Controversial Football Association chairman Greg Clarke has resigned. The decision comes after much criticism over "unacceptable" language he used when referring to black footballers.
Clarke is under fire due to the incident where he used the term "coloured footballers" while speaking about black players, which has caused offence in the community. He used the term while discussing the racist abuse faced by players on social media in a video conference with the Department for Digital, Culture, Media and Sport (DCMS). He had appeared at the meeting to also discuss a potential bailout of Premier League clubs.
"We can confirm that Greg Clarke has stepped down from his role as our chairman," said an FA statement, as quoted by the BBC. The statement also confirmed that "Peter McCormick will step into the role as interim FA chairman with immediate effect and the FA Board will begin the process of identifying and appointing a new chair in due course."
Clarke reportedly admitted that his words were a "disservice to our game." Among the other controversial views that the disgraced chairman had shared involves gay players, whom he said are making a "life choice."
While speaking about the reasons why there is a significantly higher number of South Asians than Afro-Caribbeans in the FA's IT department, Clarke caused even more people to be offended when he said "they have different career interests." The statement is seen by equality advocates as a "lazy racist stereotypes about South Asians and their career choices"
Clarke also received criticism from Members of Parliament Kevin Brennan and Alex Davies-Jones, who said that the former FA chairman's words were "abhorrent" and did not encourage inclusion.
In a statement confirming his resignation, Clarke said: "My unacceptable words in front of Parliament were a disservice to our game and to those who watch, play, referee and administer it. This has crystallised my resolve to move on.
"I am deeply saddened that I have offended those diverse communities in football that I and others worked so hard to include."

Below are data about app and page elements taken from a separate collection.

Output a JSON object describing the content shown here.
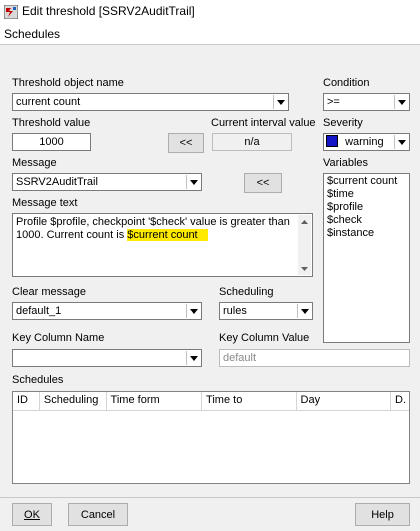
{
  "window": {
    "title": "Edit threshold [SSRV2AuditTrail]"
  },
  "menu": {
    "schedules": "Schedules"
  },
  "threshold": {
    "object_label": "Threshold object name",
    "object_value": "current count",
    "value_label": "Threshold value",
    "value": "1000",
    "current_interval_label": "Current interval value",
    "current_interval_value": "n/a",
    "copy_button": "<<"
  },
  "condition": {
    "label": "Condition",
    "value": ">="
  },
  "severity": {
    "label": "Severity",
    "value": "warning",
    "color": "#1515c8"
  },
  "message": {
    "label": "Message",
    "value": "SSRV2AuditTrail",
    "copy_button": "<<"
  },
  "message_text": {
    "label": "Message text",
    "line1": "Profile $profile, checkpoint '$check' value is greater than",
    "line2_prefix": "1000. Current count is ",
    "line2_highlight": "$current count"
  },
  "variables": {
    "label": "Variables",
    "items": [
      "$current count",
      "$time",
      "$profile",
      "$check",
      "$instance"
    ]
  },
  "clear_message": {
    "label": "Clear message",
    "value": "default_1"
  },
  "scheduling": {
    "label": "Scheduling",
    "value": "rules"
  },
  "key_column": {
    "name_label": "Key Column Name",
    "name_value": "",
    "value_label": "Key Column Value",
    "value_placeholder": "default"
  },
  "schedules": {
    "label": "Schedules",
    "columns": [
      "ID",
      "Scheduling",
      "Time form",
      "Time to",
      "Day",
      "D."
    ]
  },
  "buttons": {
    "ok": "OK",
    "cancel": "Cancel",
    "help": "Help"
  }
}
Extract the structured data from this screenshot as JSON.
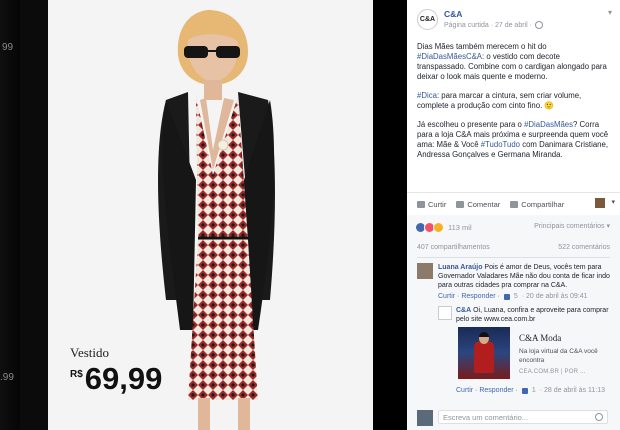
{
  "backdrop": {
    "ghost_top": "99",
    "ghost_bottom": ".99"
  },
  "price": {
    "label": "Vestido",
    "currency": "R$",
    "value": "69,99"
  },
  "post": {
    "author": "C&A",
    "logo_text": "C&A",
    "meta": "Página curtida · 27 de abril ·",
    "paragraphs": [
      {
        "parts": [
          "Dias Mães também merecem o hit do ",
          "#DiaDasMãesC&A",
          ": o vestido com decote transpassado. Combine com o cardigan alongado para deixar o look mais quente e moderno."
        ]
      },
      {
        "parts": [
          "#Dica",
          ": para marcar a cintura, sem criar volume, complete a produção com cinto fino. 🙂"
        ]
      },
      {
        "parts": [
          "Já escolheu o presente para o ",
          "#DiaDasMães",
          "? Corra para a loja C&A mais próxima e surpreenda quem você ama: Mãe & Você ",
          "#TudoTudo",
          " com Danimara Cristiane, Andressa Gonçalves e Germana Miranda."
        ]
      }
    ]
  },
  "actions": {
    "like": "Curtir",
    "comment": "Comentar",
    "share": "Compartilhar"
  },
  "reactions": {
    "count": "113 mil",
    "order": "Principais comentários ▾",
    "shares": "407 compartilhamentos",
    "comments": "522 comentários"
  },
  "comments": [
    {
      "name": "Luana Araújo",
      "text": " Pois é amor de Deus, vocês tem para Governador Valadares Mãe não dou conta de ficar indo para outras cidades pra comprar na C&A.",
      "reply": "Curtir · Responder ·",
      "likes": "5",
      "time": "· 20 de abril às 09:41"
    },
    {
      "name": "C&A",
      "text": " Oi, Luana, confira e aproveite para comprar pelo site www.cea.com.br",
      "reply": "Curtir · Responder ·",
      "likes": "1",
      "time": "· 28 de abril às 11:13"
    }
  ],
  "link_card": {
    "title": "C&A Moda",
    "desc": "Na loja virtual da C&A você encontra",
    "domain": "CEA.COM.BR | POR ..."
  },
  "write": {
    "placeholder": "Escreva um comentário..."
  },
  "colors": {
    "link": "#365899",
    "page_bg": "#000000",
    "panel_bg": "#ffffff"
  }
}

Clarke however, had earlier been a staunch advocate of the need to attract a more people from diverse backgrounds into the sport.